Why would I turn canning jars upside down for 15 minutes after removing from the water bath


I am planning to can a plum chutney and have ordered the Stagioni 10 1/2 oz jars. Having only used Ball jars, I am not sure I understand why their website says to remove from water and place upside down for 15 minutes:

For preparations that require cooking (e.g. jams, marmalades, sauces, etc..) it’s possible to create the vacuum without boiling the jars in water, proceeding as follows: preheat the jars with hot water, fill them with the hot preparation, seal with the cap and immediately turn upside down (taking care not to handle them with bare hands to prevent burns). Avoid placing them on cold surfaces (metal, marble, etc..) and keep them upside down for at least 15 minutes.
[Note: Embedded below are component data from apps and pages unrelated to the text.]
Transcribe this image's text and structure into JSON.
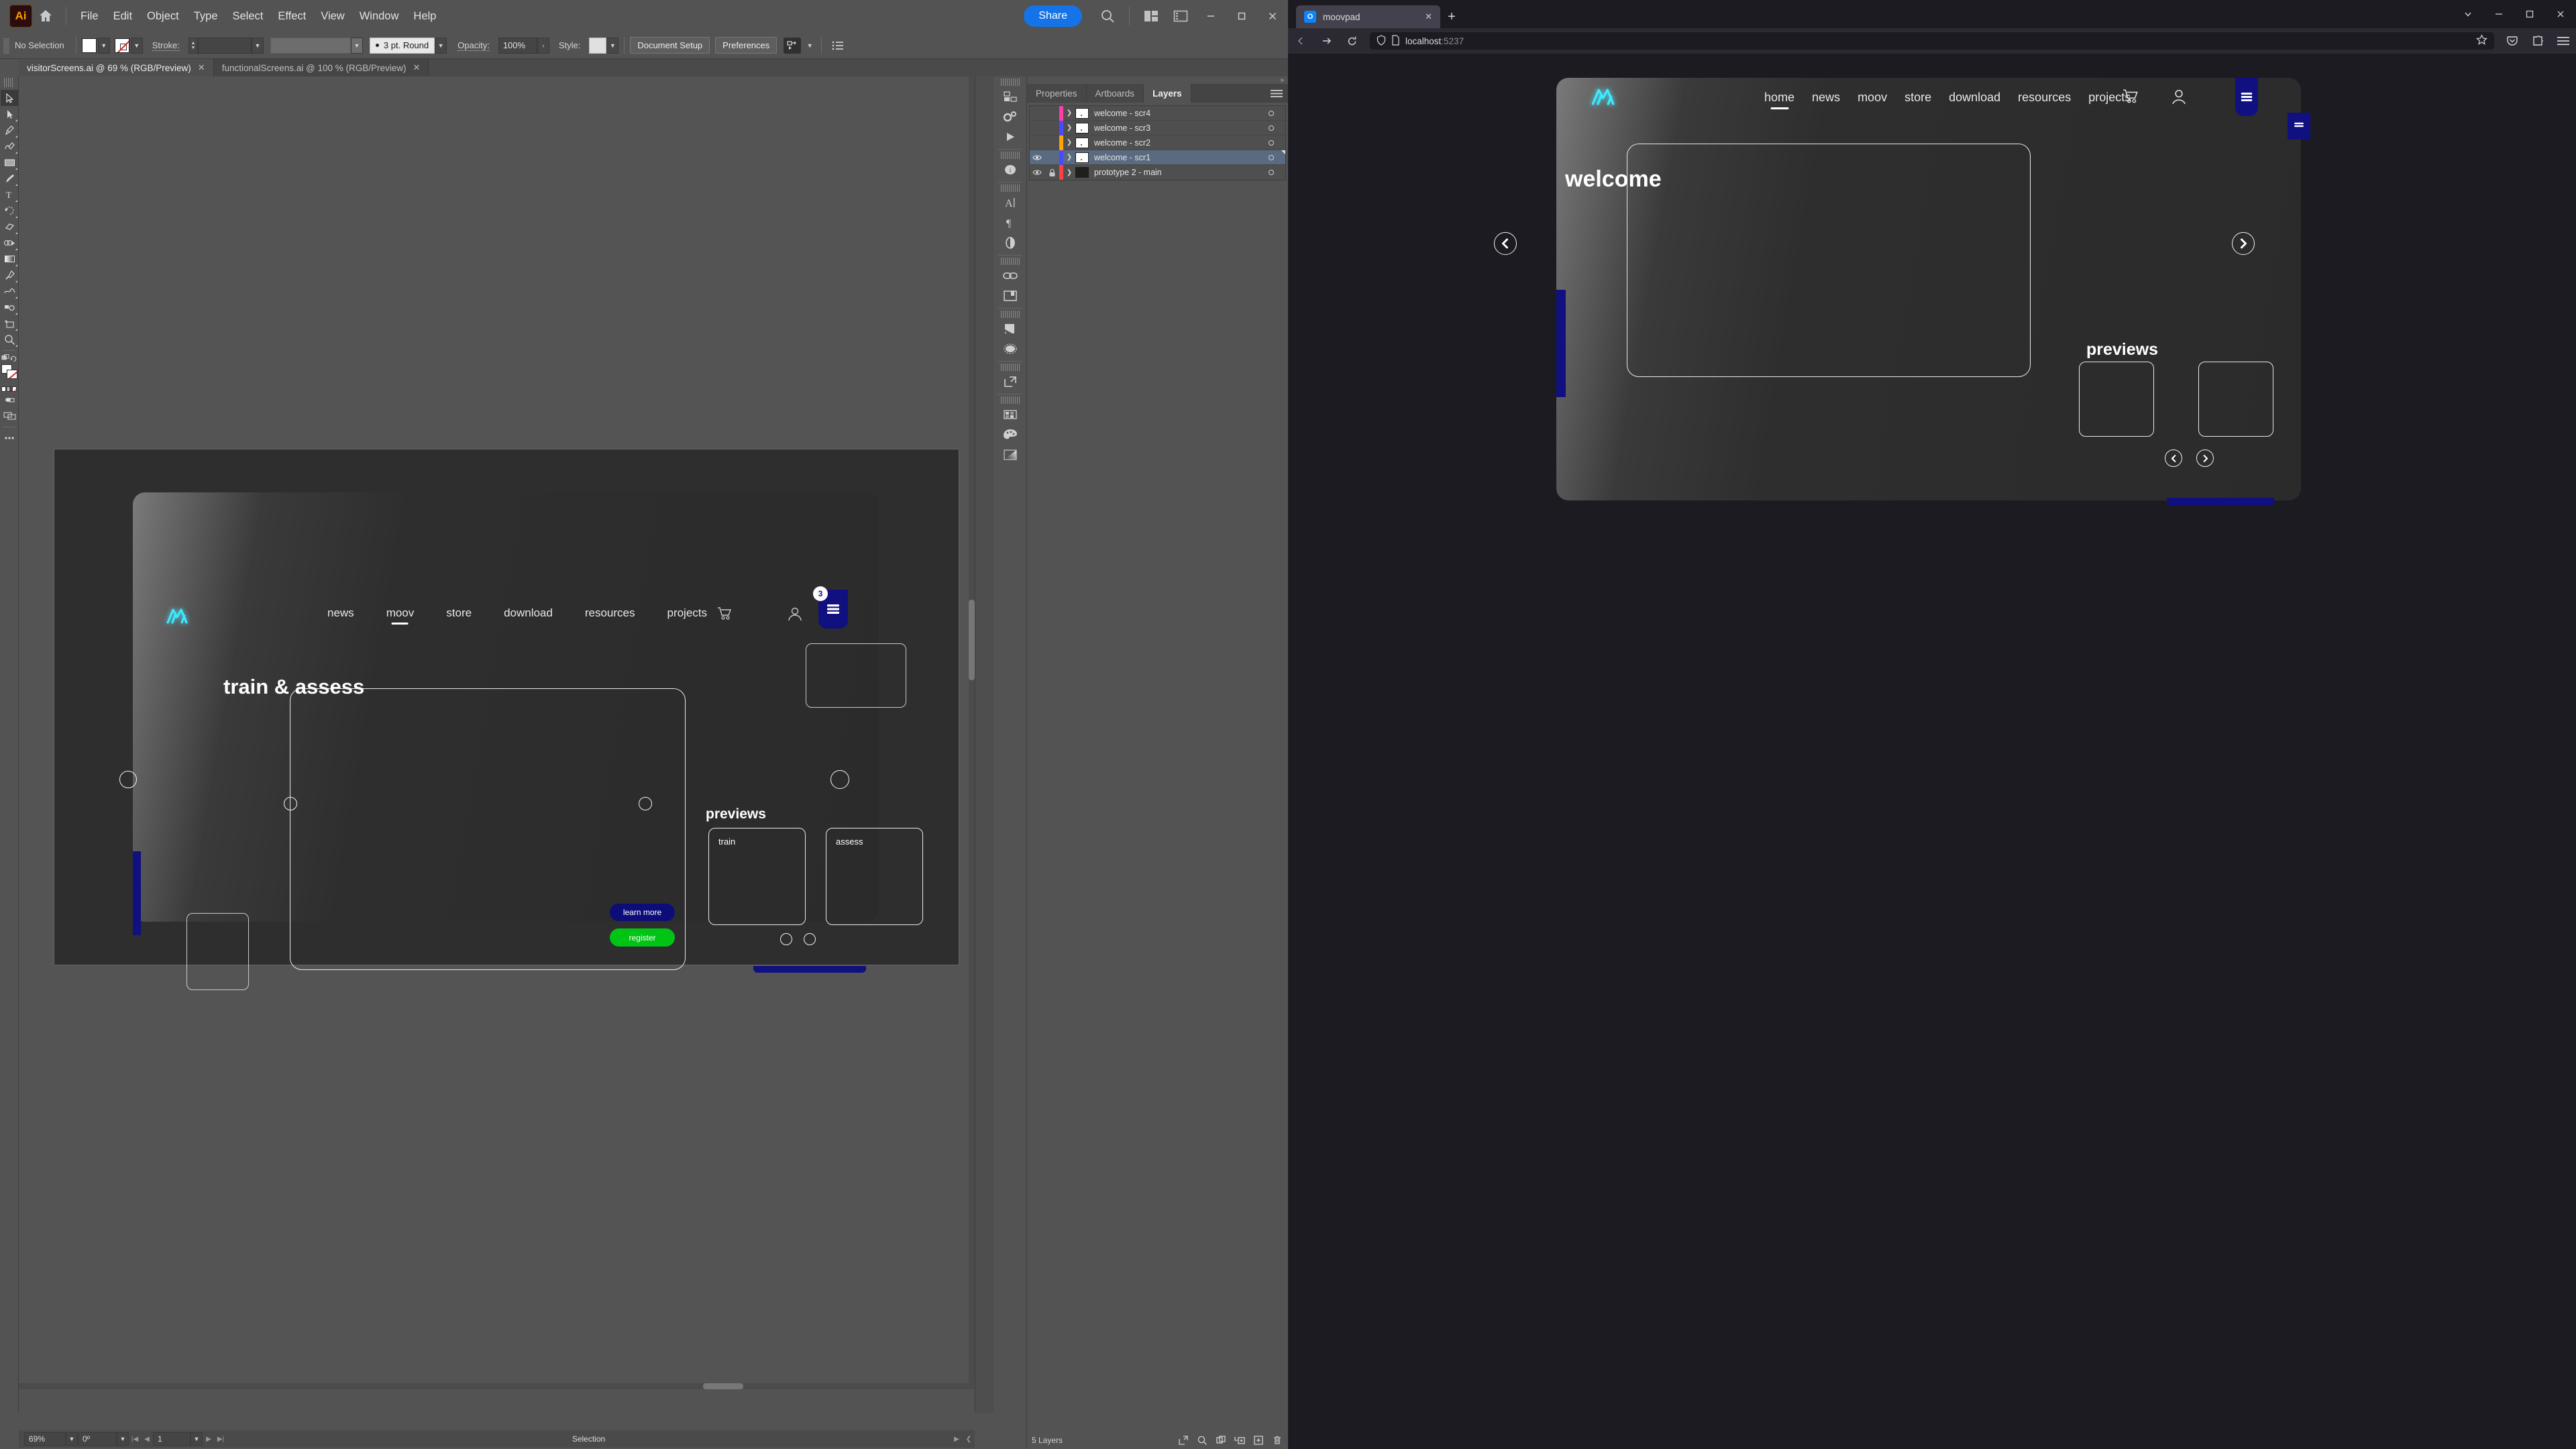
{
  "illustrator": {
    "app_name": "Ai",
    "menus": [
      "File",
      "Edit",
      "Object",
      "Type",
      "Select",
      "Effect",
      "View",
      "Window",
      "Help"
    ],
    "toolbar_right": {
      "share_label": "Share",
      "icons": [
        "search-icon",
        "arrange-documents-icon",
        "workspace-switcher-icon"
      ]
    },
    "window_controls": [
      "minimize",
      "maximize",
      "close"
    ],
    "control_bar": {
      "selection_state": "No Selection",
      "fill_swatch": "white",
      "stroke_swatch": "none",
      "stroke_label": "Stroke:",
      "stroke_weight": "",
      "stroke_profile": "3 pt. Round",
      "opacity_label": "Opacity:",
      "opacity_value": "100%",
      "style_label": "Style:",
      "document_setup_label": "Document Setup",
      "preferences_label": "Preferences"
    },
    "document_tabs": [
      {
        "title": "visitorScreens.ai @ 69 % (RGB/Preview)",
        "active": true
      },
      {
        "title": "functionalScreens.ai @ 100 % (RGB/Preview)",
        "active": false
      }
    ],
    "tools": [
      "selection-tool",
      "direct-selection-tool",
      "pen-tool",
      "curvature-tool",
      "rectangle-tool",
      "paintbrush-tool",
      "type-tool",
      "rotate-tool",
      "eraser-tool",
      "shape-builder-tool",
      "gradient-tool",
      "eyedropper-tool",
      "blend-tool",
      "symbol-sprayer-tool",
      "artboard-tool",
      "zoom-tool"
    ],
    "status_bar": {
      "zoom": "69%",
      "rotation": "0º",
      "artboard_number": "1",
      "status_text": "Selection"
    },
    "panel_rail_icons": [
      "libraries-icon",
      "properties-gear-icon",
      "actions-play-icon",
      "info-icon",
      "character-icon",
      "paragraph-icon",
      "transparency-icon",
      "links-icon",
      "asset-export-icon",
      "symbols-icon",
      "appearance-icon",
      "artboards-icon",
      "swatches-icon",
      "color-icon",
      "gradient-icon"
    ],
    "panel": {
      "tabs": [
        {
          "label": "Properties",
          "active": false
        },
        {
          "label": "Artboards",
          "active": false
        },
        {
          "label": "Layers",
          "active": true
        }
      ],
      "menu_icon": "panel-menu-icon",
      "layers": [
        {
          "name": "welcome - scr4",
          "color": "#ff3ea5",
          "visible": false,
          "locked": false,
          "selected": false,
          "thumb": "light"
        },
        {
          "name": "welcome - scr3",
          "color": "#4a4aff",
          "visible": false,
          "locked": false,
          "selected": false,
          "thumb": "light"
        },
        {
          "name": "welcome - scr2",
          "color": "#ffa500",
          "visible": false,
          "locked": false,
          "selected": false,
          "thumb": "light"
        },
        {
          "name": "welcome - scr1",
          "color": "#4a4aff",
          "visible": true,
          "locked": false,
          "selected": true,
          "thumb": "light"
        },
        {
          "name": "prototype 2 - main",
          "color": "#ff4040",
          "visible": true,
          "locked": true,
          "selected": false,
          "thumb": "dark"
        }
      ],
      "footer": {
        "count_label": "5 Layers",
        "icons": [
          "release-to-layers-icon",
          "locate-object-icon",
          "collect-in-new-layer-icon",
          "make-sublayer-icon",
          "new-layer-icon",
          "delete-layer-icon"
        ]
      }
    }
  },
  "artwork": {
    "brand_logo": "moov-logo-icon",
    "nav": [
      {
        "label": "news",
        "active": false
      },
      {
        "label": "moov",
        "active": true
      },
      {
        "label": "store",
        "active": false
      },
      {
        "label": "download",
        "active": false
      },
      {
        "label": "resources",
        "active": false
      },
      {
        "label": "projects",
        "active": false
      }
    ],
    "nav_icons": [
      "cart-icon",
      "account-icon",
      "hamburger-menu-icon"
    ],
    "menu_badge": "3",
    "hero_title": "train & assess",
    "buttons": [
      {
        "label": "learn more",
        "color": "#0d0d7a"
      },
      {
        "label": "register",
        "color": "#00c414"
      }
    ],
    "previews_title": "previews",
    "preview_cards": [
      {
        "label": "train"
      },
      {
        "label": "assess"
      }
    ]
  },
  "browser": {
    "tab": {
      "title": "moovpad",
      "favicon": "moovpad-favicon",
      "close_icon": "close-icon"
    },
    "new_tab_icon": "new-tab-icon",
    "window_controls": [
      "list-all-tabs-chevron",
      "minimize",
      "maximize",
      "close"
    ],
    "nav_icons": [
      "back-arrow-icon",
      "forward-arrow-icon",
      "reload-icon"
    ],
    "url": "localhost",
    "url_port": ":5237",
    "url_icons": [
      "shield-icon",
      "page-icon"
    ],
    "star_icon": "bookmark-star-icon",
    "toolbar_icons": [
      "pocket-icon",
      "extensions-icon",
      "app-menu-icon"
    ],
    "page": {
      "brand_logo": "moov-logo-icon",
      "nav": [
        {
          "label": "home",
          "active": true
        },
        {
          "label": "news",
          "active": false
        },
        {
          "label": "moov",
          "active": false
        },
        {
          "label": "store",
          "active": false
        },
        {
          "label": "download",
          "active": false
        },
        {
          "label": "resources",
          "active": false
        },
        {
          "label": "projects",
          "active": false
        }
      ],
      "nav_icons": [
        "cart-icon",
        "account-icon",
        "hamburger-menu-icon"
      ],
      "hero_title": "welcome",
      "previews_title": "previews",
      "carousel_arrows": [
        "prev-arrow-icon",
        "next-arrow-icon"
      ]
    }
  }
}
Subsequently put them back with the capsule facing upwards and let them cool down in a cool place. It is not advisable to use the 0.15 l jar for the above described heat potting due to the reduced content within which employs a much shorter time for the cooling that may not be sufficient for the vacuum formation process.

Does anyone know?
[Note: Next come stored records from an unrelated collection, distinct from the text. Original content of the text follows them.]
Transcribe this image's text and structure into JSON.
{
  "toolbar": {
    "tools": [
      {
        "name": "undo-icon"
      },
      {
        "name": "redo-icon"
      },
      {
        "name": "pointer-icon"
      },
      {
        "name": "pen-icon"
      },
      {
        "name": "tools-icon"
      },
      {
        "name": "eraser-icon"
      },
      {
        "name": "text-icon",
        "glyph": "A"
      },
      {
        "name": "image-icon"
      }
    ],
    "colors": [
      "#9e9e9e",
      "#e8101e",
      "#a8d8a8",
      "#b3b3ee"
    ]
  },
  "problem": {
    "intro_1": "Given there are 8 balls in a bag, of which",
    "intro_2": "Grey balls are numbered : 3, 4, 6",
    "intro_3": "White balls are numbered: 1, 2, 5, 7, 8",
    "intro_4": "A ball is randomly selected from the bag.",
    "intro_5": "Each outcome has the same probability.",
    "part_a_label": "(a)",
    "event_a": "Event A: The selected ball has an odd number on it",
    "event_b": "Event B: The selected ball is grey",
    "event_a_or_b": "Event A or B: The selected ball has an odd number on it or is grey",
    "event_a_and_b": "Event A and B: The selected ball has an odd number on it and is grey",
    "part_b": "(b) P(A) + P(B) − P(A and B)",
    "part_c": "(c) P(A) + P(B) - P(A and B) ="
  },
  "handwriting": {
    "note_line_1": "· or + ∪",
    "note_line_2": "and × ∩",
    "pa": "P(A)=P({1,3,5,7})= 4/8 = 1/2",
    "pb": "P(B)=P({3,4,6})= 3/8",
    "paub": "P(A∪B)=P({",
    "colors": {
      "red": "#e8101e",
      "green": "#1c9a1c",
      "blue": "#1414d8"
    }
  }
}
Best Answer

That passage is suggesting an entire canning/processing method, one that may not be safe. It will generally work to create a seal, as they say, but it may not fully sterilize the contents and the seal will not be as likely to hold. I would not follow their instructions, and instead process your chutney according to a trusted canning recipe you find elsewhere.

See for example this USDA source, which says:
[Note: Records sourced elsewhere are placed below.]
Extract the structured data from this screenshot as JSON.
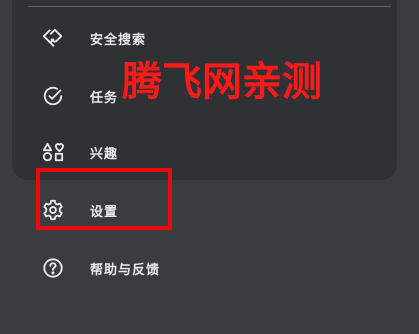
{
  "menu": {
    "items": [
      {
        "label": "安全搜索",
        "icon": "shield-hand-icon"
      },
      {
        "label": "任务",
        "icon": "check-circle-icon"
      },
      {
        "label": "兴趣",
        "icon": "shapes-interests-icon"
      },
      {
        "label": "设置",
        "icon": "gear-icon"
      },
      {
        "label": "帮助与反馈",
        "icon": "help-circle-icon"
      }
    ]
  },
  "overlay": {
    "watermark_text": "腾飞网亲测",
    "watermark_color": "#ff1a1a",
    "highlight_color": "#ee0a0a"
  },
  "colors": {
    "background": "#3b3c40",
    "card": "#303134",
    "text": "#e8eaed",
    "icon": "#e8eaed"
  }
}
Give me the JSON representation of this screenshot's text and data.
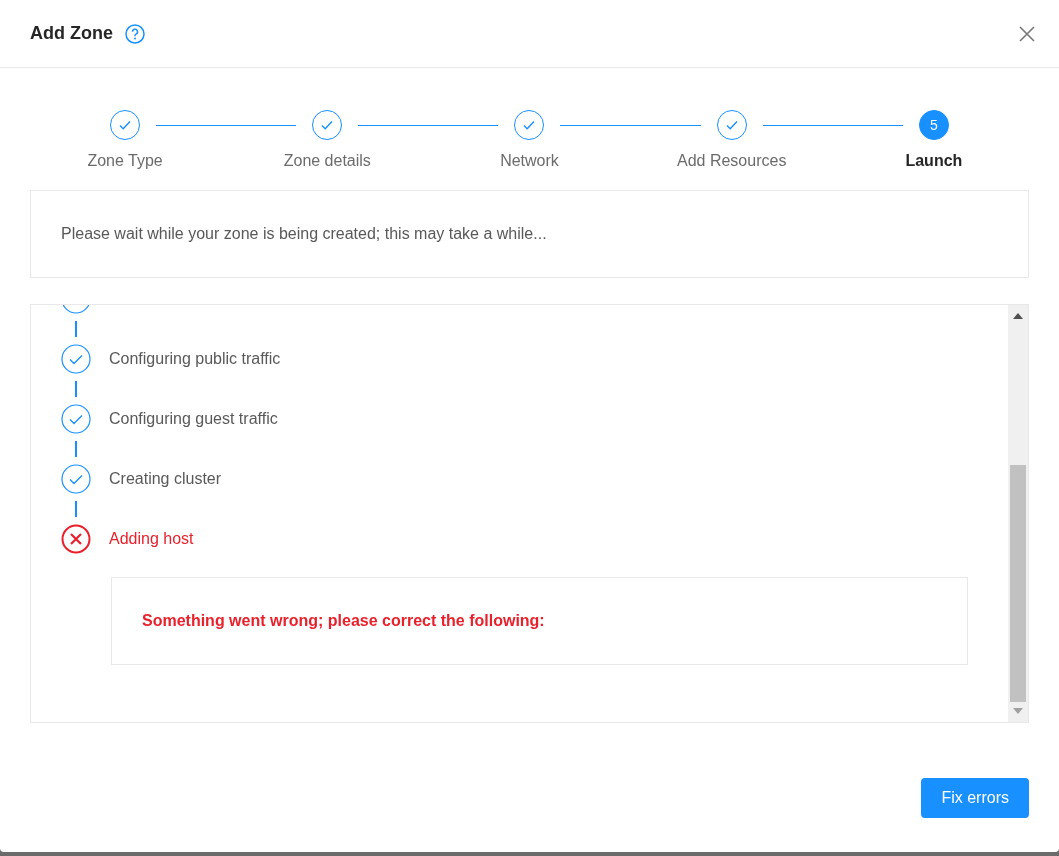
{
  "dialog": {
    "title": "Add Zone"
  },
  "steps": [
    {
      "label": "Zone Type",
      "completed": true
    },
    {
      "label": "Zone details",
      "completed": true
    },
    {
      "label": "Network",
      "completed": true
    },
    {
      "label": "Add Resources",
      "completed": true
    },
    {
      "label": "Launch",
      "completed": false,
      "number": "5"
    }
  ],
  "message": "Please wait while your zone is being created; this may take a while...",
  "progress": [
    {
      "failed": false
    },
    {
      "label": "Configuring public traffic",
      "failed": false
    },
    {
      "label": "Configuring guest traffic",
      "failed": false
    },
    {
      "label": "Creating cluster",
      "failed": false
    },
    {
      "label": "Adding host",
      "failed": true
    }
  ],
  "error_message": "Something went wrong; please correct the following:",
  "buttons": [
    {
      "label": "Fix errors"
    }
  ]
}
Some other methods of sealing jars call for inverting a closed, filled jar of hot product for anywhere from thirty seconds to one hour. (Inverting is turning the filled jar upside down on its lid.) While this inversion process can be successful in producing a sealed jar, it works best with very hot product. Individual variation in practicing this procedure or unexpected interruptions can result in delays between filling jars, getting lids screwed on, and inverting the jars. If the product cools down too much, the temperature of the product can become low enough to no longer be effective in sealing jars or preventing spoilage.

When the inversion process does work, the vacuum seals of filled jars still tend to be weaker than those produced by a short boiling water canning process. A larger amount of retained oxygen in the headspace may allow some mold growth if airborne molds contaminated the surface of the product as the jar was filled and closed. More complete removal of oxygen from the headspace also offers some longer protection from undesirable color and flavor changes with some types of fruit products. A weak seal may be more likely to fail during storage.